● WHAT TO PRODUCE:
Locate the string "Hinweise" throughout the material and copy every line in which it occurs.
-- Opening Marker --
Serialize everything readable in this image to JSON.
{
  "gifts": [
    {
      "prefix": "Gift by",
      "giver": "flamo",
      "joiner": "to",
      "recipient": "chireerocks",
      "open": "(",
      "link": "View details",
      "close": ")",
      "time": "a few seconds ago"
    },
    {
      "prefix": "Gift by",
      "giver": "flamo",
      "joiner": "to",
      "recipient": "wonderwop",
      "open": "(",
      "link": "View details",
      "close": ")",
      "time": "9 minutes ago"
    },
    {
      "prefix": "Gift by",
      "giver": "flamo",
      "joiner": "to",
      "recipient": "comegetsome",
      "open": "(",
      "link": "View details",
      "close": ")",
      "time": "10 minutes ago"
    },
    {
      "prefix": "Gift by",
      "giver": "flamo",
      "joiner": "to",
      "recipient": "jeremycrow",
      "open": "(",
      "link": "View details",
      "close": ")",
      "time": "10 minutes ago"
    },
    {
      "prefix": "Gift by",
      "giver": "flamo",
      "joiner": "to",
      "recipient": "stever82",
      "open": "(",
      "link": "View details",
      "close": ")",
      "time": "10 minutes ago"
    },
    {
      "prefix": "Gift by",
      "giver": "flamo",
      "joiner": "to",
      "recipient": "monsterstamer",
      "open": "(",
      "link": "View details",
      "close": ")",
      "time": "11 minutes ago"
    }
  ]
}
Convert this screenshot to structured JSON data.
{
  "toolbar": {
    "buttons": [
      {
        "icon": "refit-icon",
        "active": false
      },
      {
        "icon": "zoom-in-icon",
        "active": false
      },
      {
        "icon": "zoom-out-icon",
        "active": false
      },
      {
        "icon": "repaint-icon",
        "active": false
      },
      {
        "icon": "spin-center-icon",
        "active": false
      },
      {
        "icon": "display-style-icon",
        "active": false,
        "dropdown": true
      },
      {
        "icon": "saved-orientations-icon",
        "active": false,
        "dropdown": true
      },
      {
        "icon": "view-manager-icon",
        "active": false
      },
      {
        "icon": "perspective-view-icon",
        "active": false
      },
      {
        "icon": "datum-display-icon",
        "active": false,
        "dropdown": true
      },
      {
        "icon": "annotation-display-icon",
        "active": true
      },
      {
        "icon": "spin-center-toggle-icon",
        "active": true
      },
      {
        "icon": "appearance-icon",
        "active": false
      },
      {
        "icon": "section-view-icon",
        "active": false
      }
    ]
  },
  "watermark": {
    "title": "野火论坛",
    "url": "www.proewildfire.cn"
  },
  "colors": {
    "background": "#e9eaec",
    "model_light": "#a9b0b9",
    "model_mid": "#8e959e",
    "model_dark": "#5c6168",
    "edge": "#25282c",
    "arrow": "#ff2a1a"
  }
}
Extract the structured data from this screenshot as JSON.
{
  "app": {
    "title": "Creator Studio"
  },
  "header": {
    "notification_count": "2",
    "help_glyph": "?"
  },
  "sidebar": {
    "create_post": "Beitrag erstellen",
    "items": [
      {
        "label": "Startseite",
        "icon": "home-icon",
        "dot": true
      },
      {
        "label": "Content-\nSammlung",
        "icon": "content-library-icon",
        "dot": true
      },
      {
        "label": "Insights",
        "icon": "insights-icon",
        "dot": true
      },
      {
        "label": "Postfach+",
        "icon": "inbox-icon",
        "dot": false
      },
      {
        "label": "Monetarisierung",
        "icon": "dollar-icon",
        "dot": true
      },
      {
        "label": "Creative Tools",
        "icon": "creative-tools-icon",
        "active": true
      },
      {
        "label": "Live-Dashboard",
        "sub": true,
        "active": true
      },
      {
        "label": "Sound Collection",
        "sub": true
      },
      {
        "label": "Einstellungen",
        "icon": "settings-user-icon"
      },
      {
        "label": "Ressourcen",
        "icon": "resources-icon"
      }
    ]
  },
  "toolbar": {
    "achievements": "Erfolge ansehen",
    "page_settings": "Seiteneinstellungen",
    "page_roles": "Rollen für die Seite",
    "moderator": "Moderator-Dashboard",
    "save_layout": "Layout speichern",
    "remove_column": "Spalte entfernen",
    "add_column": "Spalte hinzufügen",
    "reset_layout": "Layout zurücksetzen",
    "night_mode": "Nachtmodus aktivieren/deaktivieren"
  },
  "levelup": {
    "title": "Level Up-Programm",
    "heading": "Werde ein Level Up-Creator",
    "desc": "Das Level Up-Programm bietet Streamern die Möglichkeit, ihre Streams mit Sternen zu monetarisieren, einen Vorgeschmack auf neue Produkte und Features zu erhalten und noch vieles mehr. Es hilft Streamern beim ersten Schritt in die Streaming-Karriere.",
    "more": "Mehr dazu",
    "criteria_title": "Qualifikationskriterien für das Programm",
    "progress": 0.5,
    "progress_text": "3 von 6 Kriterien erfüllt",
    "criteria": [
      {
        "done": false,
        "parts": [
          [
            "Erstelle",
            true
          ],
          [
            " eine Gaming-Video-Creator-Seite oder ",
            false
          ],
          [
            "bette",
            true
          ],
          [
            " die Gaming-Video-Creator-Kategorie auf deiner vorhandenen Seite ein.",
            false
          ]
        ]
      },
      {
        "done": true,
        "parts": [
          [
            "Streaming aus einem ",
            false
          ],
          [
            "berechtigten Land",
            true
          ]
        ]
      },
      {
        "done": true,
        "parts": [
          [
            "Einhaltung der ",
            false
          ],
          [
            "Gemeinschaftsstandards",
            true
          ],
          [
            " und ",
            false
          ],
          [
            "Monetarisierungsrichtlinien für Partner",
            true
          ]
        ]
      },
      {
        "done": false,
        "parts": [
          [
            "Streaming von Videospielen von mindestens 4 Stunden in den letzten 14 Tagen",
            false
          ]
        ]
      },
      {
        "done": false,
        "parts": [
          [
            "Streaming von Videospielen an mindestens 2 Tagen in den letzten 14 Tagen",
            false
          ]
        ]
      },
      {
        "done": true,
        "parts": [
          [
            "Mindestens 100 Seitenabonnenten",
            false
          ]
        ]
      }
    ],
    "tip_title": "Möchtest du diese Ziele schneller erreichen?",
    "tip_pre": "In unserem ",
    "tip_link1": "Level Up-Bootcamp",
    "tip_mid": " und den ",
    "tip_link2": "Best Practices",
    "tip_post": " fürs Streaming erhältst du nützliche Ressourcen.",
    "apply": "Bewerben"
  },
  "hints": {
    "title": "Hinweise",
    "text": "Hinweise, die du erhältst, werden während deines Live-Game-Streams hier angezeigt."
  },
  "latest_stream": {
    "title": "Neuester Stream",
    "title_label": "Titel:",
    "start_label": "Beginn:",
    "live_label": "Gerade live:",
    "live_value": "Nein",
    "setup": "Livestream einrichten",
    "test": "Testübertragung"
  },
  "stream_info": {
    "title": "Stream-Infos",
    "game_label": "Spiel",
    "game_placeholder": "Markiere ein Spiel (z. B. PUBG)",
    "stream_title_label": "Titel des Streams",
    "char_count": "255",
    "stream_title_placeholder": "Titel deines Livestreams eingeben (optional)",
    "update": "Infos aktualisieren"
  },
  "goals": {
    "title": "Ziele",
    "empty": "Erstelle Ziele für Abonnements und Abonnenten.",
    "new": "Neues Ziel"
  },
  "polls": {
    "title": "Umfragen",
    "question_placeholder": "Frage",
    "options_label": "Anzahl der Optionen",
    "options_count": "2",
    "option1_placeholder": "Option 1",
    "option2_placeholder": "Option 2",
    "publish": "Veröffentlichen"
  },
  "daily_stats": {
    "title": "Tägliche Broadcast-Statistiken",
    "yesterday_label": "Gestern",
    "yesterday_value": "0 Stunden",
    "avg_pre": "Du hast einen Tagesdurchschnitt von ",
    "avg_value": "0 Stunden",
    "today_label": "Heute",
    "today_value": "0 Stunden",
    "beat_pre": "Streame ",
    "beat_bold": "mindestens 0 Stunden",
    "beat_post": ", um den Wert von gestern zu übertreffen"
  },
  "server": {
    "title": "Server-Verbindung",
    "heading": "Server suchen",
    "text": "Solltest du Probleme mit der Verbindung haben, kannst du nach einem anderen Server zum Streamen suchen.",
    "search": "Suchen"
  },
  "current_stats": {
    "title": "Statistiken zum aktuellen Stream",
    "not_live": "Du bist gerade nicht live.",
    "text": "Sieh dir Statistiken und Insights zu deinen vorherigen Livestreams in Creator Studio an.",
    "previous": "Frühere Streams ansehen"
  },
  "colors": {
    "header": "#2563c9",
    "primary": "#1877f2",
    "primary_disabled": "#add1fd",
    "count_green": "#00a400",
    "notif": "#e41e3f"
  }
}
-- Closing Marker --
● REPLY TO THE TASK:
    "title": "Hinweise",
    "text": "Hinweise, die du erhältst, werden während deines Live-Game-Streams hier angezeigt."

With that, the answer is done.